One of the downsides of leading a life devoted to travel and culture is dooming yourself to nomadism. As Tazim and I prepare to move on from our temporary Calgary digs, we’ve been doing a lot of thinking about all of the places we used to call home. When we went to Vancouver to look for a place to call our own seven years ago, we quickly became discouraged. In a city of renters where the vacancy rate is chronically low—landlords stage elaborate games designed to weed out all but the strongest willed tenants. Renters are forced to put up with scheduled invite-only showings at very specific times, and sign over all of their personal information to perfect strangers, despite rents that are on par with New York and Shanghai.
Yet-when we finally found a home-sweet-home, we lucked out-at least to start with.
On the bad end of Commercial Drive, where a bohemian street home to Vancouver’s head shops and organic groceries turns to warehouses and rail-lines, is the ARC. In a live work building full of artist’s studios-we found a first floor converted loft. What used to be a warehouse was then a cafe, and then finally our home. With two floors, two washrooms, and two doors- it was the perfect place for us.
What made it so perfect?
Light, high ceilings, and best of all-a tonne of table space. It had a lot of the features we mentioned in our Top Considerations For Your Craft Room or Studio post:
A sink for washing up, in a second bathroom on the main level.
Desks to write and draw on.
Easel space to paint on.
Cabinetry and shelves to store paint, supplies, and completed work.
And most importantly—space to leave work out.
I can’t wait to find our next live-work home.
And wherever we end up, I’m sure we’ll engineer one that works out well for us.
Often when we think about the spaces we live, we think about walls, doors and windows—but the real trick to making your space work for you is programming.

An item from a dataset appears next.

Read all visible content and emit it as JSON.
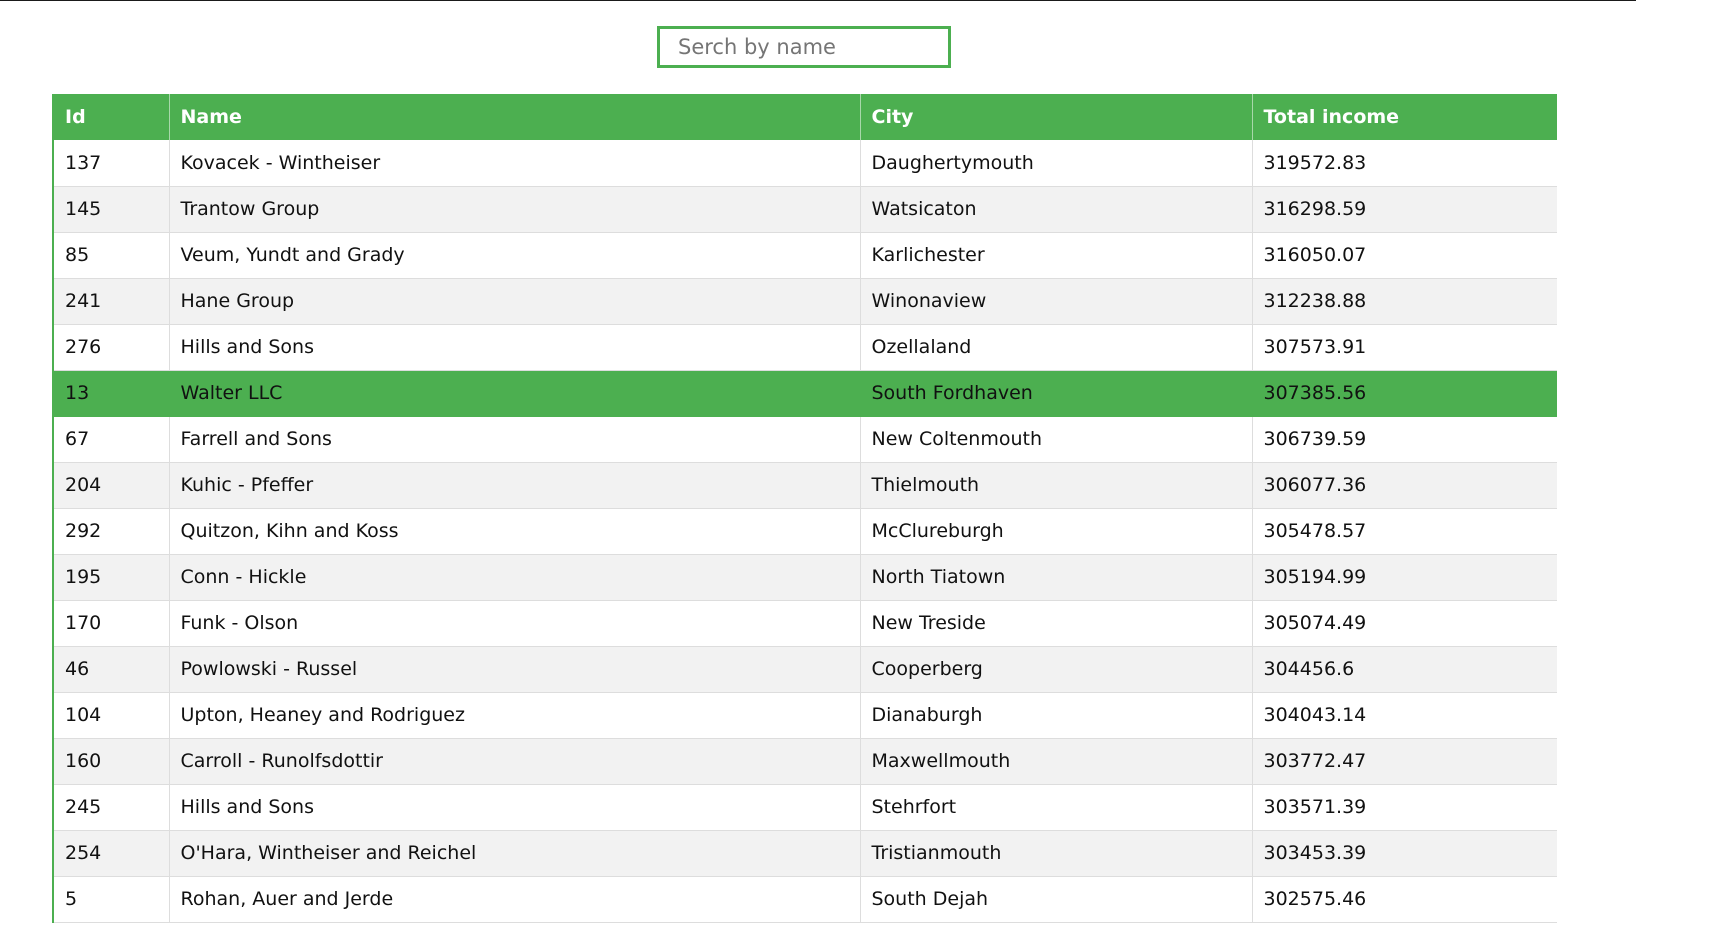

The bare shoe-box of a loft space makes this obvious—with the freedom to put things anywhere, we allocated our space in accordance with our interest. You’ll notice our desk and work area is much larger than our living room.
We still had a cozy sofa to sit and read on, but every minute while we were at home, we had our work area in view—which meant that we were constantly enticed into creativity.

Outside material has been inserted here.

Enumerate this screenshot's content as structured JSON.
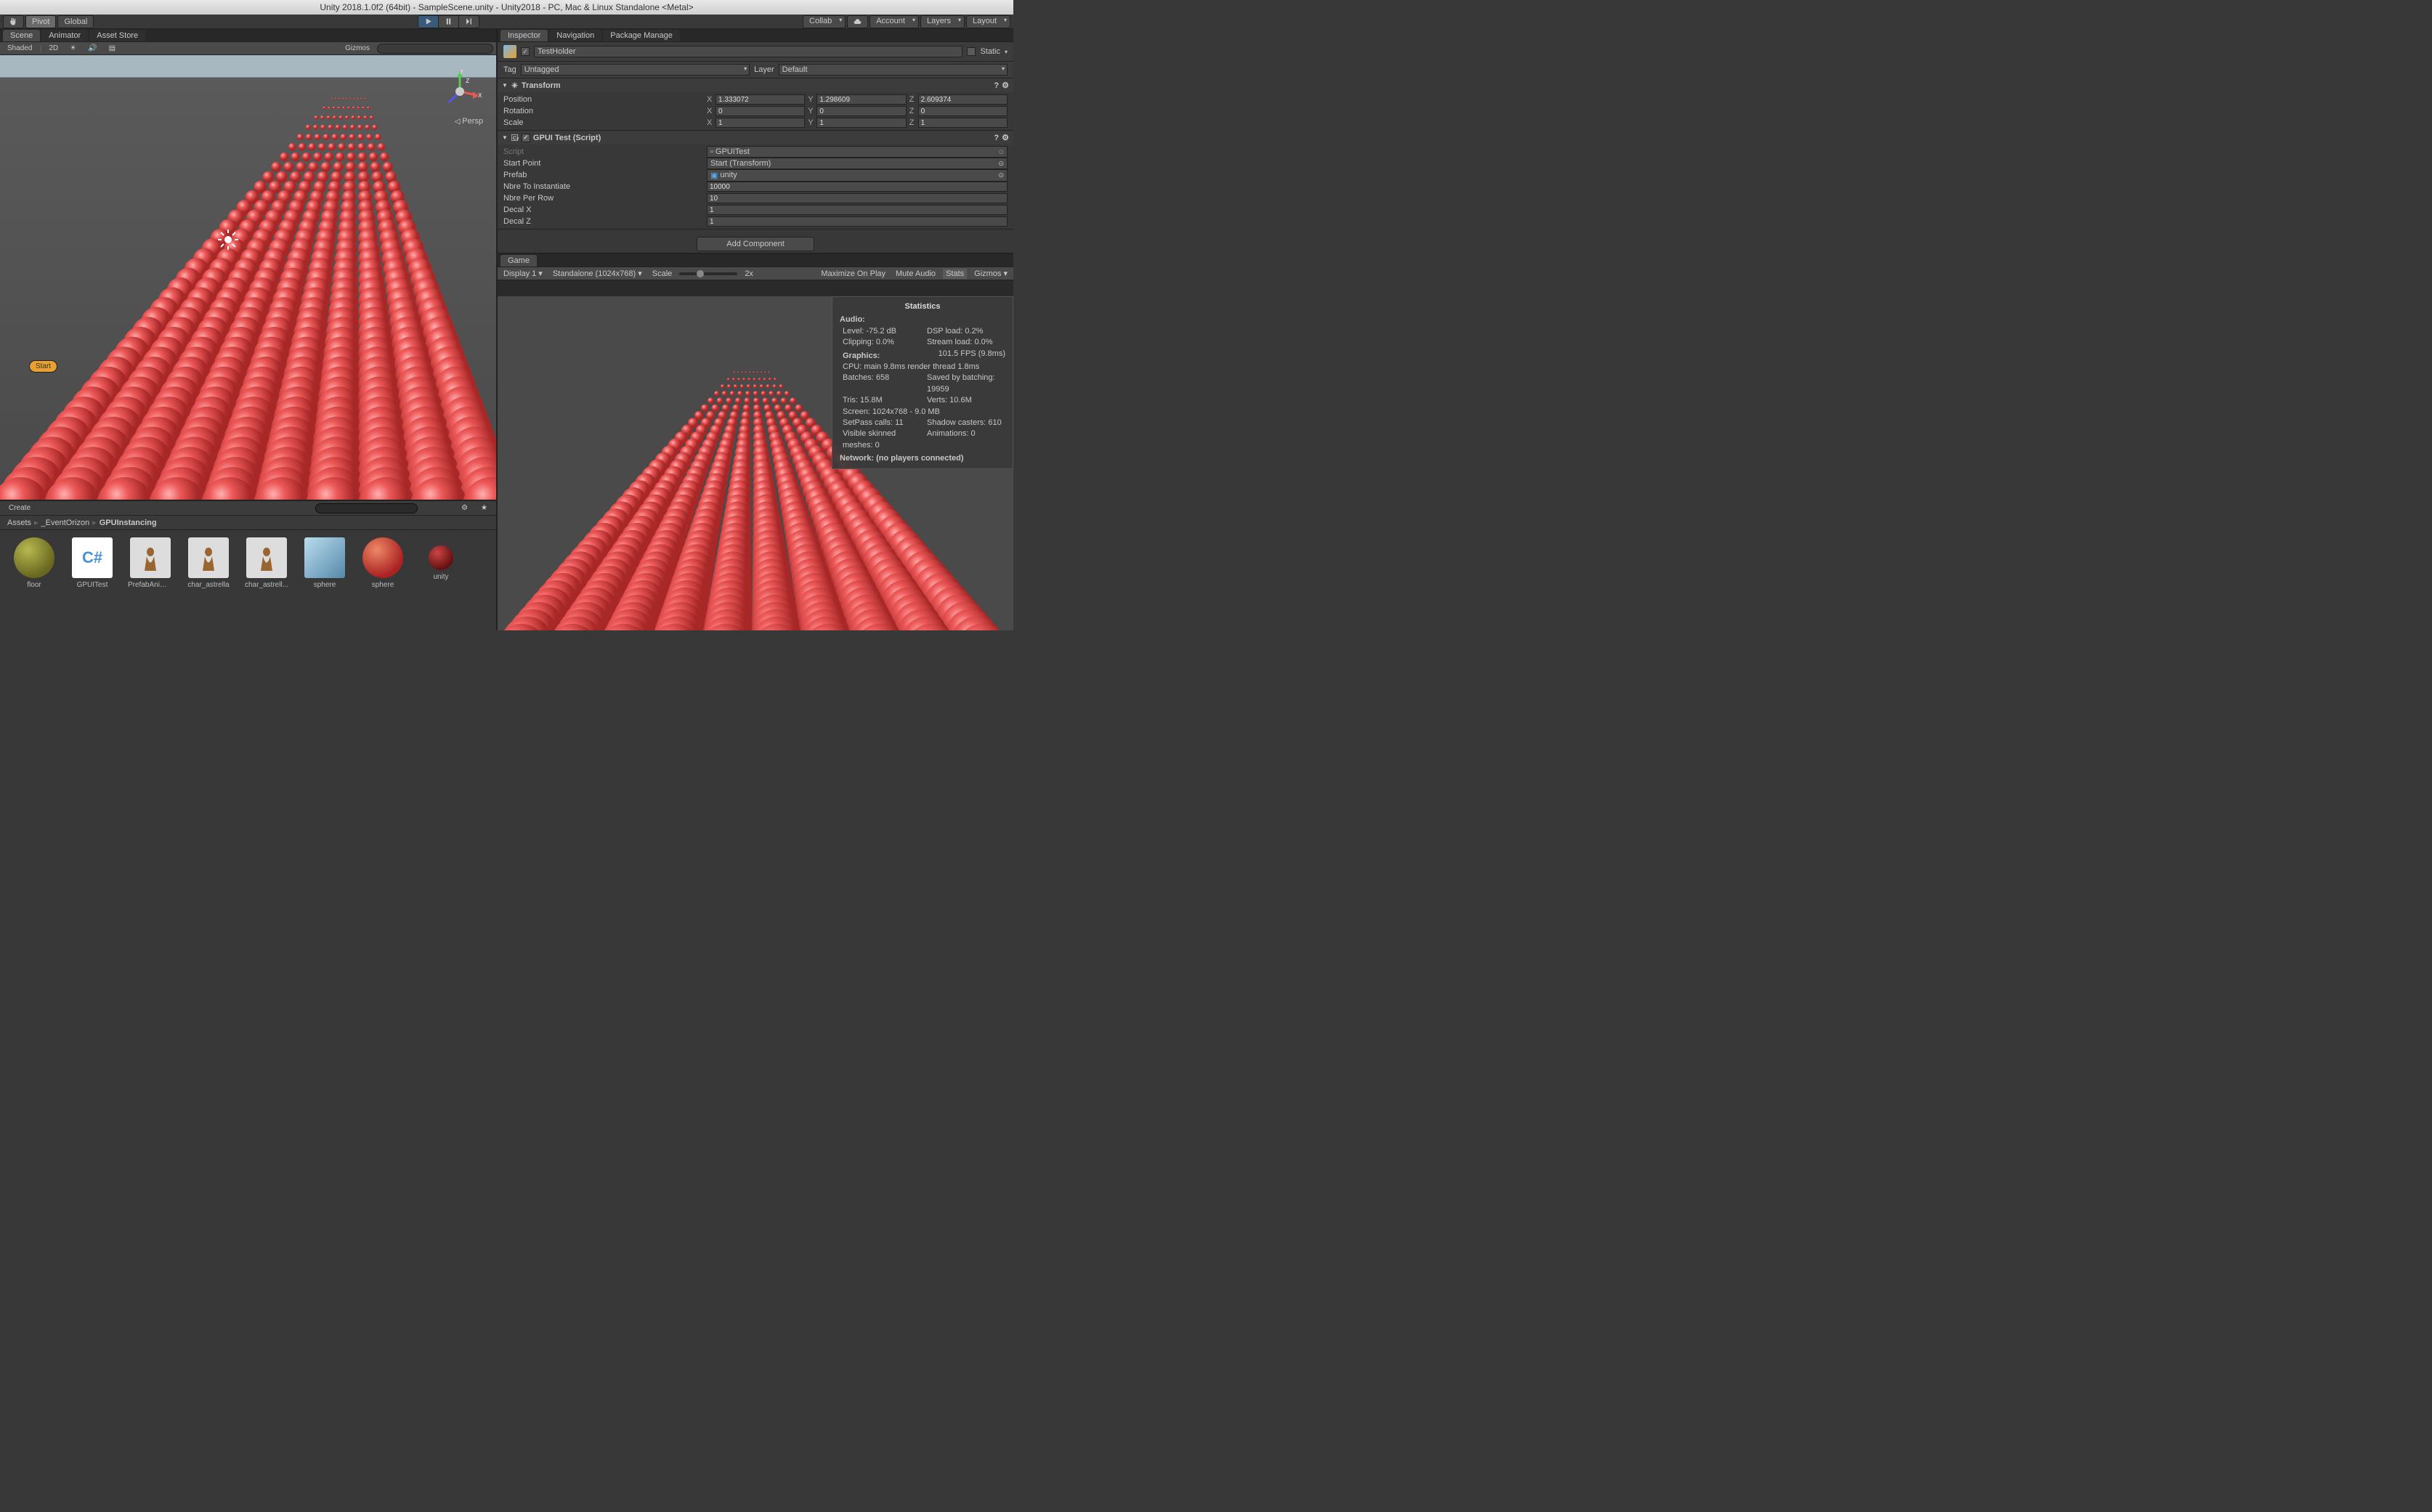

I think all of us have a tendency to want to hide our projects and our mess—but, if you want to be more productive at home, our advice is to forget feng-shui, and set up your home in a way that puts your work fron and center. Our top tip: shrink the area devoted to your television, or incorporate work-space into the same area (assuming you can watch while you work)!
Regardless of what walls are there when we move in, we’ve vowed to change our home back into a more productive workspace when we move on—after all, we’re in the fortunate position of loving our work, so we ought to make the most of it!